§ **TASK GOAL**
Which lines of the material contain the word "Leap"? Show each one.

§ **GIVEN ENTRIES**
● ● ● ●
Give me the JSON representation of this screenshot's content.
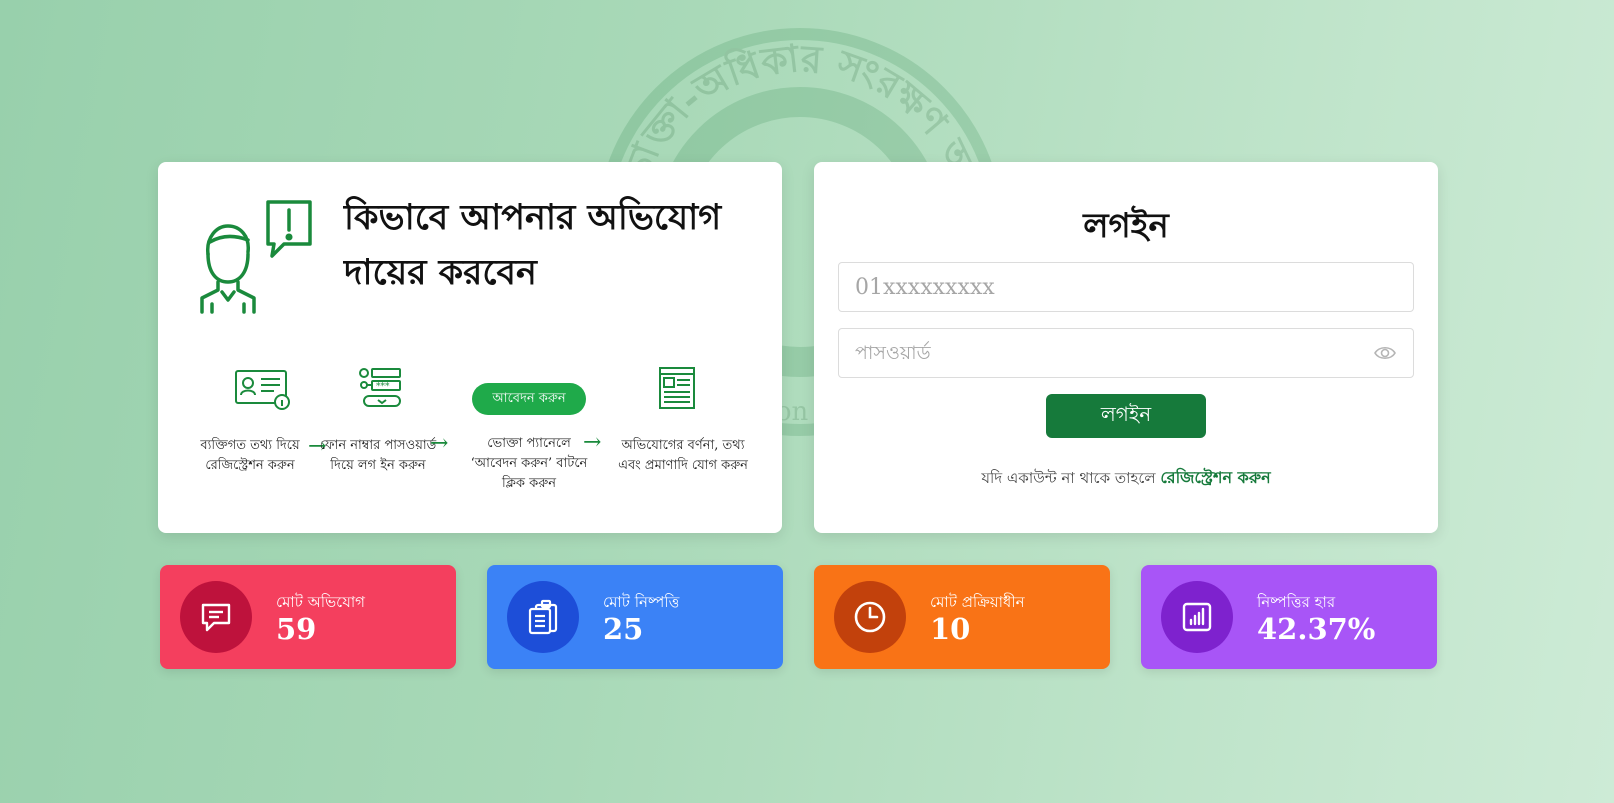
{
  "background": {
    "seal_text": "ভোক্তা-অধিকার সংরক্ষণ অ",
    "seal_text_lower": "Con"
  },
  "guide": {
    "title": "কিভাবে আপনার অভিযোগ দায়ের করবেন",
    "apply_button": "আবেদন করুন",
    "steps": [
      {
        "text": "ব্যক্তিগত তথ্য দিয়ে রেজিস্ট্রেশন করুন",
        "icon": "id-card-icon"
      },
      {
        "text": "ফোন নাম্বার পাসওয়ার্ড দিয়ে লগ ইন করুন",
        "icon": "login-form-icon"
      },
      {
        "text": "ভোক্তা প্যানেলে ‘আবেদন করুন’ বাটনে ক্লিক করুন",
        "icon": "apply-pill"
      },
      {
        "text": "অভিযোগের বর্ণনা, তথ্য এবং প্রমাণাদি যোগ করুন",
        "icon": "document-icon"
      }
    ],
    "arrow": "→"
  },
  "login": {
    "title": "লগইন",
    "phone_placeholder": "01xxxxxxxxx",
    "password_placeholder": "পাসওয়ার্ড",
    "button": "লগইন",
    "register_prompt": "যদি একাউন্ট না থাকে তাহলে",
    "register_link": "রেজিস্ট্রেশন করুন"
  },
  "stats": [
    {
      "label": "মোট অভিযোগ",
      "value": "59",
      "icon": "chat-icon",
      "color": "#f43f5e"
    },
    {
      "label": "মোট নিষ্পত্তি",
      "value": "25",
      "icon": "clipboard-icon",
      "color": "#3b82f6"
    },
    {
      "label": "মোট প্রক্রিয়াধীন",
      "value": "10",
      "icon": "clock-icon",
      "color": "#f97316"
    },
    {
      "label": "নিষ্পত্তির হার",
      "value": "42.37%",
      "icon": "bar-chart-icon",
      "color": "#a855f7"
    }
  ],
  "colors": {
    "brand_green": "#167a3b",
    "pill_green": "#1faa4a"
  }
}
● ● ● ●
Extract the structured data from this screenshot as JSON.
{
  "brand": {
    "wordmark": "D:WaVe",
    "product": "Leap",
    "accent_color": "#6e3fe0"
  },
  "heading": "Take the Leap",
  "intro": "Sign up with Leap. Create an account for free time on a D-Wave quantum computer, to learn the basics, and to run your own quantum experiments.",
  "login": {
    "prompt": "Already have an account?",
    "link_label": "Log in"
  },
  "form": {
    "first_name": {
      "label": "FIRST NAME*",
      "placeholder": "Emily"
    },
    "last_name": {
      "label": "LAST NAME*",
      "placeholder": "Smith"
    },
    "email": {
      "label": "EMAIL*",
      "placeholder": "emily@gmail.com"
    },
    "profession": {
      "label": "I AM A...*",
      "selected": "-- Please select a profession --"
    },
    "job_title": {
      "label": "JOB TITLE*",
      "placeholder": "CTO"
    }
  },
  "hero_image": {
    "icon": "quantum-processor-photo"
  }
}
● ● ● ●
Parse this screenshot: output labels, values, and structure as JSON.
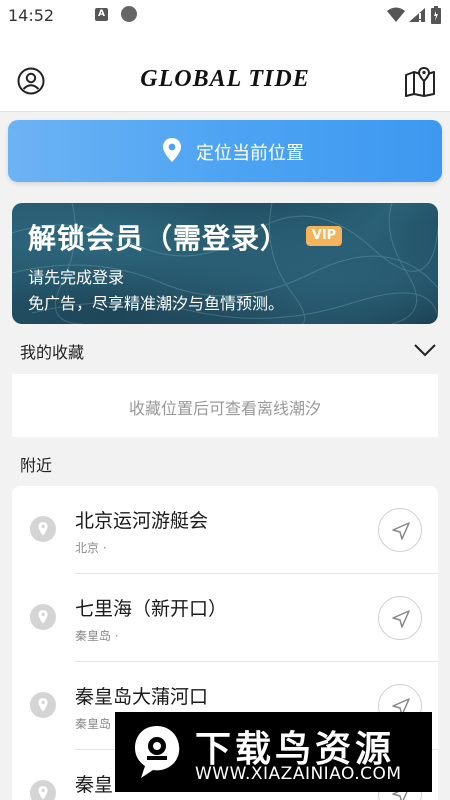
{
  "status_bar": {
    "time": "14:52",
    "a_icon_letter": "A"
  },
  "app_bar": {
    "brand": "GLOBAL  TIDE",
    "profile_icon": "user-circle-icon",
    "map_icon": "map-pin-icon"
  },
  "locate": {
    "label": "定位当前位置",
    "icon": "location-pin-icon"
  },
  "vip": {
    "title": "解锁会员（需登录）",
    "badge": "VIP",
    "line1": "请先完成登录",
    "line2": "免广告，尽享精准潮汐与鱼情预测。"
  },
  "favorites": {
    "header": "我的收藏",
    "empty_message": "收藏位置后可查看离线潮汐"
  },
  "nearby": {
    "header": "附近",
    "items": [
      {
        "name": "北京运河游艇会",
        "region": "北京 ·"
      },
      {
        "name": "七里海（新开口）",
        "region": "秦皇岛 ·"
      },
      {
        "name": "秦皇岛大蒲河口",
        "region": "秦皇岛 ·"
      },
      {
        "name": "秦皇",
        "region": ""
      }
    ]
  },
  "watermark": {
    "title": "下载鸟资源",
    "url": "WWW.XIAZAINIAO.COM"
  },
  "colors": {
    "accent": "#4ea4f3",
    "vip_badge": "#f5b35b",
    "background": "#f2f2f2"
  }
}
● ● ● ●
§ **REPLY TO THE EXERCISE**
    "product": "Leap",
  "heading": "Take the Leap",
  "intro": "Sign up with Leap. Create an account for free time on a D-Wave quantum computer, to learn the basics, and to run your own quantum experiments.",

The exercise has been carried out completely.